Teacher Discounts & Access to Savings

Make sure you take advantage of your status as a teacher by asking for discounts at clothing stores. Among those offering discounts with your teacher ID are Ann Taylor Loft, J.Crew, Banana Republic and Eddie Bauer (call first to verify).

You can also use your NEA membership to shop at Click & Save, where you can find discounts from brand-name retailers on clothing, shoes, cosmetics and much more. Go to NEA Member Benefits at

Finally, remember to check out CTA’s Access to Savings discounts — great deals on shopping (including school supplies), entertainment, dining, lodging, travel and more, available exclusively to members. Here’s just a sampling of the name-brand retailers whose offers can save you money:

bebe Brooks Brothers Calvin Klein Claire’s Dressbarn Gymboree Outlet JC Penney Jos. A. Bank Naturalizer Men’s Wearhouse Rockport Target Timberland Tommy Hilfiger Van Heusen

To learn more about these discounts and others:


  1. Visit
  2. Log in with your username and password (or sign up if you don’t have a login yet).
  3. Click the “Enter” button.


  1. Download the My Deals mobile app.
  2. Use your email address and CTA Access to Savings password to get started (you may be prompted to enter your Program ID: 200449).
  3. Show what’s on your phone screen to save.

Go to and start saving today.


Follow the links below to see the other parts of the 2018 “Back to School” feature section.

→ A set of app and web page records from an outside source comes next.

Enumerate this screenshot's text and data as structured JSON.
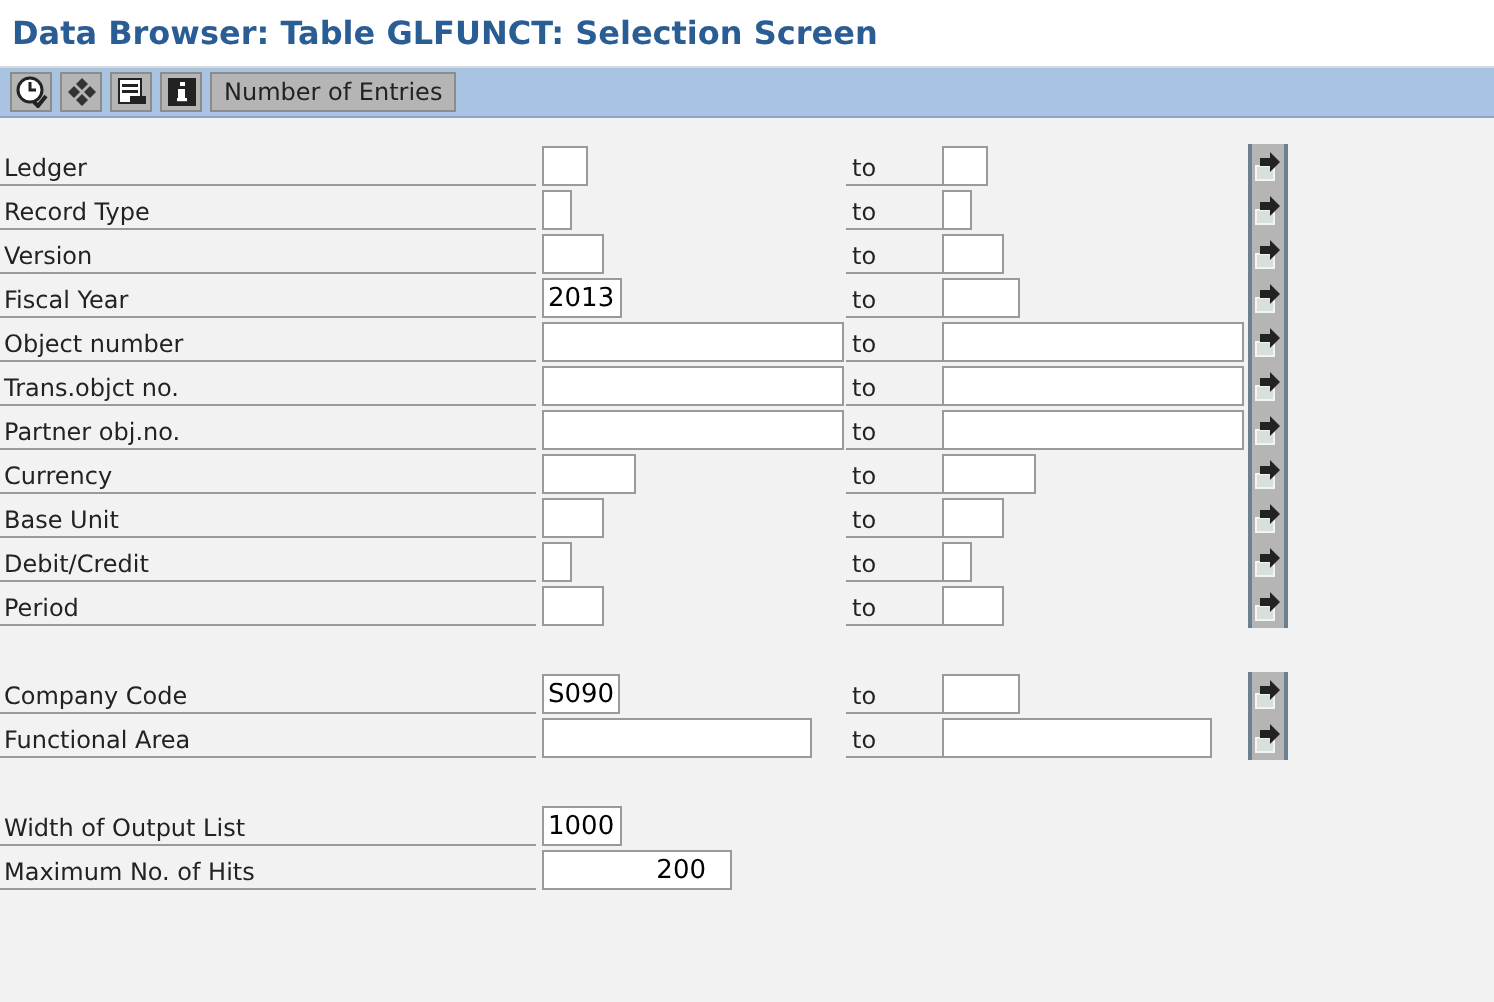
{
  "window": {
    "title": "Data Browser: Table GLFUNCT: Selection Screen"
  },
  "toolbar": {
    "buttons": [
      {
        "kind": "execute"
      },
      {
        "kind": "other"
      },
      {
        "kind": "layout"
      },
      {
        "kind": "info"
      },
      {
        "kind": "text",
        "label": "Number of Entries"
      }
    ]
  },
  "groups": [
    {
      "rows": [
        {
          "kind": "range",
          "label": "Ledger",
          "value": "",
          "to_label": "to",
          "to_value": ""
        },
        {
          "kind": "range",
          "label": "Record Type",
          "value": "",
          "to_label": "to",
          "to_value": ""
        },
        {
          "kind": "range",
          "label": "Version",
          "value": "",
          "to_label": "to",
          "to_value": ""
        },
        {
          "kind": "range",
          "label": "Fiscal Year",
          "value": "2013",
          "to_label": "to",
          "to_value": ""
        },
        {
          "kind": "range",
          "label": "Object number",
          "value": "",
          "to_label": "to",
          "to_value": ""
        },
        {
          "kind": "range",
          "label": "Trans.objct no.",
          "value": "",
          "to_label": "to",
          "to_value": ""
        },
        {
          "kind": "range",
          "label": "Partner obj.no.",
          "value": "",
          "to_label": "to",
          "to_value": ""
        },
        {
          "kind": "range",
          "label": "Currency",
          "value": "",
          "to_label": "to",
          "to_value": ""
        },
        {
          "kind": "range",
          "label": "Base Unit",
          "value": "",
          "to_label": "to",
          "to_value": ""
        },
        {
          "kind": "range",
          "label": "Debit/Credit",
          "value": "",
          "to_label": "to",
          "to_value": ""
        },
        {
          "kind": "range",
          "label": "Period",
          "value": "",
          "to_label": "to",
          "to_value": ""
        }
      ]
    },
    {
      "rows": [
        {
          "kind": "range",
          "label": "Company Code",
          "value": "S090",
          "to_label": "to",
          "to_value": ""
        },
        {
          "kind": "range",
          "label": "Functional Area",
          "value": "",
          "to_label": "to",
          "to_value": ""
        }
      ]
    },
    {
      "rows": [
        {
          "kind": "single",
          "label": "Width of Output List",
          "value": "1000"
        },
        {
          "kind": "number",
          "label": "Maximum No. of Hits",
          "value": "200"
        }
      ]
    }
  ]
}
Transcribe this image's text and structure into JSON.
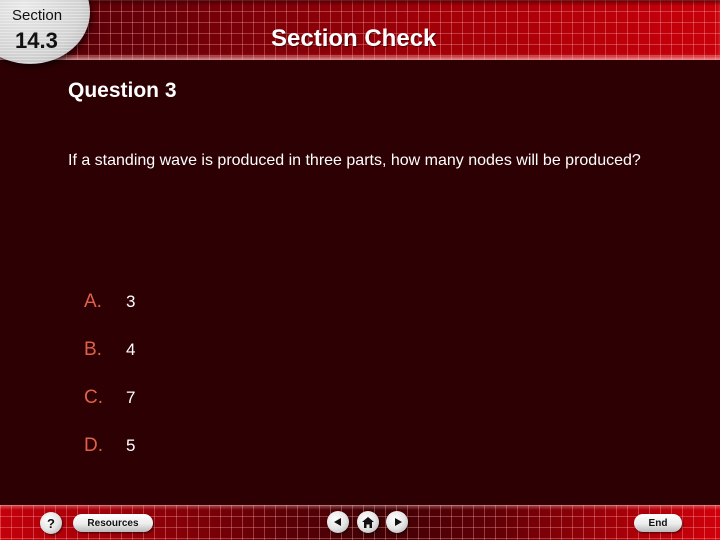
{
  "header": {
    "section_label": "Section",
    "section_number": "14.3",
    "title": "Section Check"
  },
  "question": {
    "title": "Question 3",
    "text": "If a standing wave is produced in three parts, how many nodes will be produced?"
  },
  "answers": [
    {
      "letter": "A.",
      "value": "3"
    },
    {
      "letter": "B.",
      "value": "4"
    },
    {
      "letter": "C.",
      "value": "7"
    },
    {
      "letter": "D.",
      "value": "5"
    }
  ],
  "footer": {
    "help_label": "?",
    "resources_label": "Resources",
    "end_label": "End",
    "icons": {
      "previous": "triangle-left",
      "home": "house",
      "next": "triangle-right"
    }
  },
  "colors": {
    "background": "#2d0003",
    "header_red": "#c8000a",
    "answer_letter": "#e0604a",
    "text": "#ffffff"
  }
}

Back to School: How to Motivate Your Students Back to School: A Great Ride Back to School: On Trend in the Classroom Back to School: Pro Tips Back to School: Rules and Routines